◆ **Action item**
From the material below, copy out each line with the word "explorer" in it.

◆ **Material for the task**

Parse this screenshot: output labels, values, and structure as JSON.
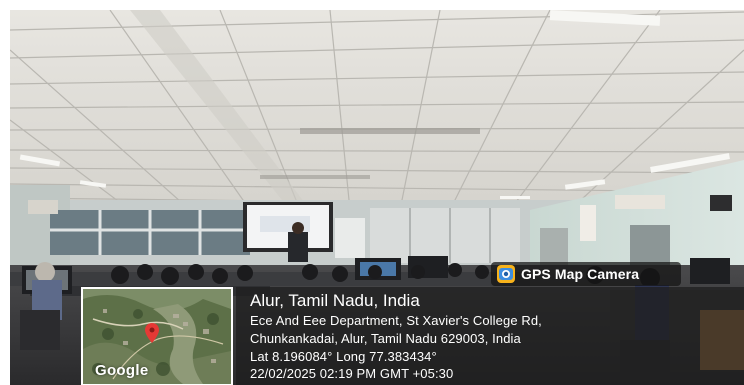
{
  "badge": {
    "label": "GPS Map Camera"
  },
  "map": {
    "logo_text": "Google"
  },
  "location": {
    "title": "Alur, Tamil Nadu, India",
    "address_line1": "Ece And Eee Department, St Xavier's College Rd,",
    "address_line2": "Chunkankadai, Alur, Tamil Nadu 629003, India",
    "coordinates": "Lat 8.196084° Long 77.383434°",
    "timestamp": "22/02/2025 02:19 PM GMT +05:30"
  },
  "colors": {
    "badge_bg": "#141414",
    "info_bg": "#1e1e1e",
    "map_pin": "#e53935",
    "map_green": "#4f6b3d"
  }
}
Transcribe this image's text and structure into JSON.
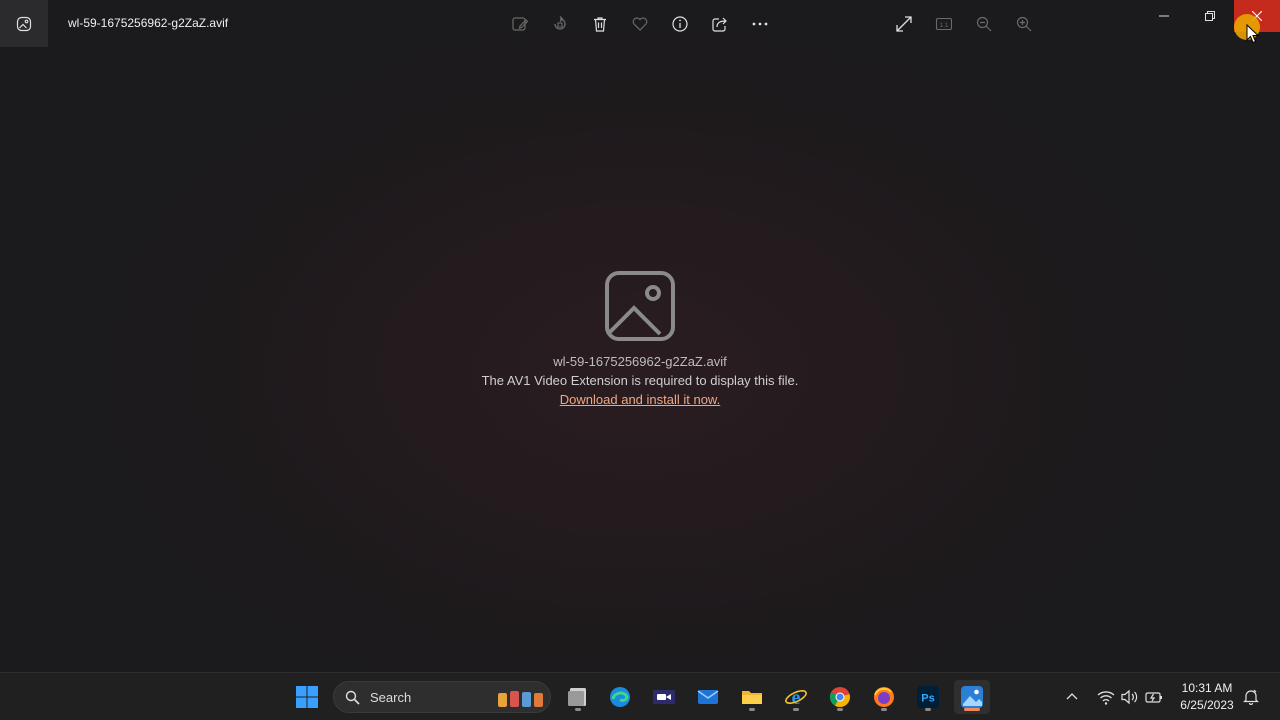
{
  "window": {
    "title": "wl-59-1675256962-g2ZaZ.avif"
  },
  "toolbar": {
    "items": [
      {
        "name": "edit-image-icon"
      },
      {
        "name": "rotate-icon"
      },
      {
        "name": "delete-icon"
      },
      {
        "name": "favorite-heart-icon"
      },
      {
        "name": "file-info-icon"
      },
      {
        "name": "share-icon"
      },
      {
        "name": "more-options-icon"
      },
      {
        "name": "full-screen-icon"
      },
      {
        "name": "actual-size-icon",
        "label": "1:1"
      },
      {
        "name": "zoom-out-icon"
      },
      {
        "name": "zoom-in-icon"
      }
    ]
  },
  "message": {
    "file_name": "wl-59-1675256962-g2ZaZ.avif",
    "text": "The AV1 Video Extension is required to display this file.",
    "link": "Download and install it now."
  },
  "taskbar": {
    "search_label": "Search",
    "apps": [
      {
        "name": "start-button",
        "icon": "windows-logo-icon"
      },
      {
        "name": "file-manager-app",
        "icon": "file-manager-icon"
      },
      {
        "name": "edge-app",
        "icon": "edge-icon"
      },
      {
        "name": "teams-meet-app",
        "icon": "video-camera-icon"
      },
      {
        "name": "mail-app",
        "icon": "mail-icon"
      },
      {
        "name": "file-explorer-app",
        "icon": "folder-icon"
      },
      {
        "name": "internet-explorer-app",
        "icon": "internet-explorer-icon"
      },
      {
        "name": "chrome-app",
        "icon": "chrome-icon"
      },
      {
        "name": "firefox-app",
        "icon": "firefox-icon"
      },
      {
        "name": "photoshop-app",
        "icon": "photoshop-icon",
        "label": "Ps"
      },
      {
        "name": "photos-app",
        "icon": "photos-icon"
      }
    ],
    "clock_time": "10:31 AM",
    "clock_date": "6/25/2023"
  },
  "colors": {
    "accent_link": "#f0a882",
    "close_button": "#c42b1c",
    "taskbar_bg": "#202020",
    "windows_blue": "#3aa0ff"
  }
}
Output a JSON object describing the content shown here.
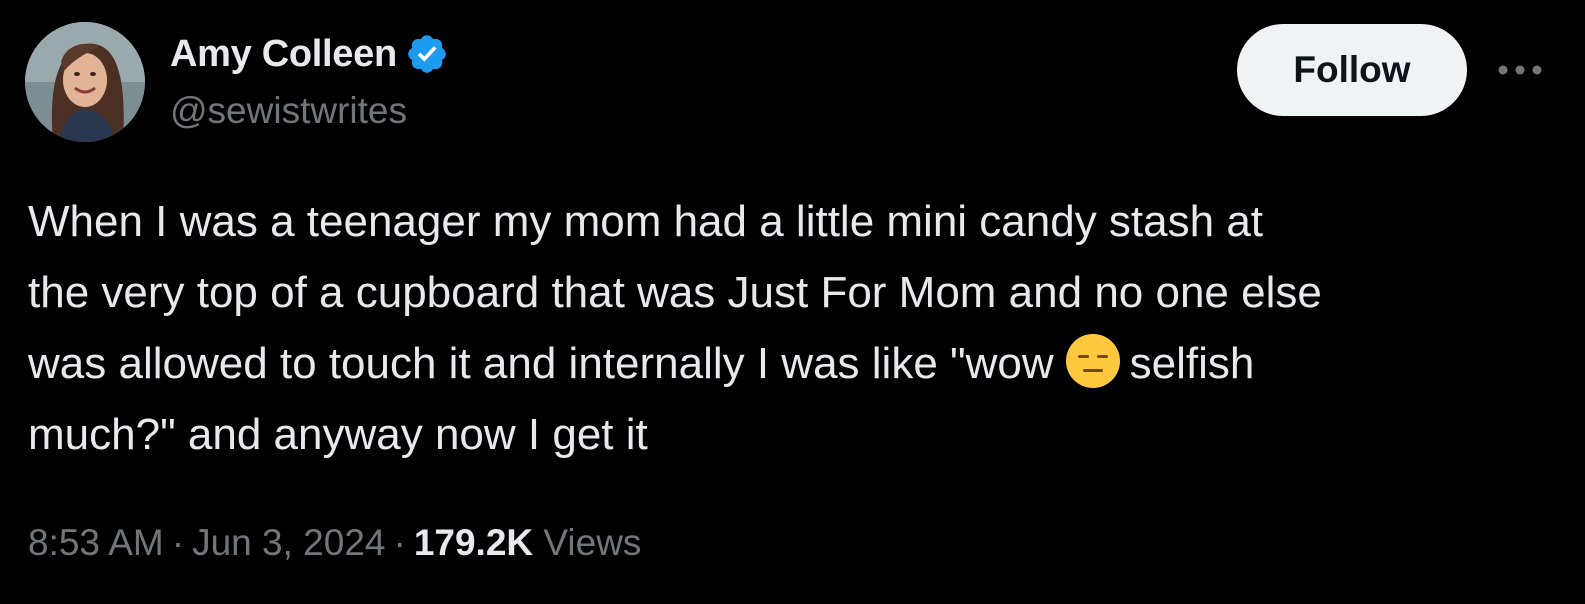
{
  "author": {
    "display_name": "Amy Colleen",
    "handle": "@sewistwrites",
    "verified": true,
    "avatar_icon": "profile-photo",
    "verified_icon": "verified-badge-icon"
  },
  "actions": {
    "follow_label": "Follow",
    "more_icon": "more-options-icon"
  },
  "tweet": {
    "lines": [
      "When I was a teenager my mom had a little mini candy stash at",
      "the very top of a cupboard that was Just For Mom and no one else"
    ],
    "line3_before_emoji": "was allowed to touch it and internally I was like \"wow",
    "emoji_icon": "expressionless-face-emoji",
    "line3_after_emoji": "selfish",
    "line4": "much?\" and anyway now I get it"
  },
  "meta": {
    "time": "8:53 AM",
    "separator": "·",
    "date": "Jun 3, 2024",
    "views_count": "179.2K",
    "views_label": "Views"
  },
  "colors": {
    "background": "#000000",
    "primary_text": "#e7e9ea",
    "secondary_text": "#71767b",
    "verified_blue": "#1d9bf0",
    "follow_button_bg": "#eff3f4",
    "emoji_yellow": "#ffc83d"
  }
}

◆ **Problem solution**
        "name": "file-explorer-app",
        "name": "internet-explorer-app",
        "icon": "internet-explorer-icon"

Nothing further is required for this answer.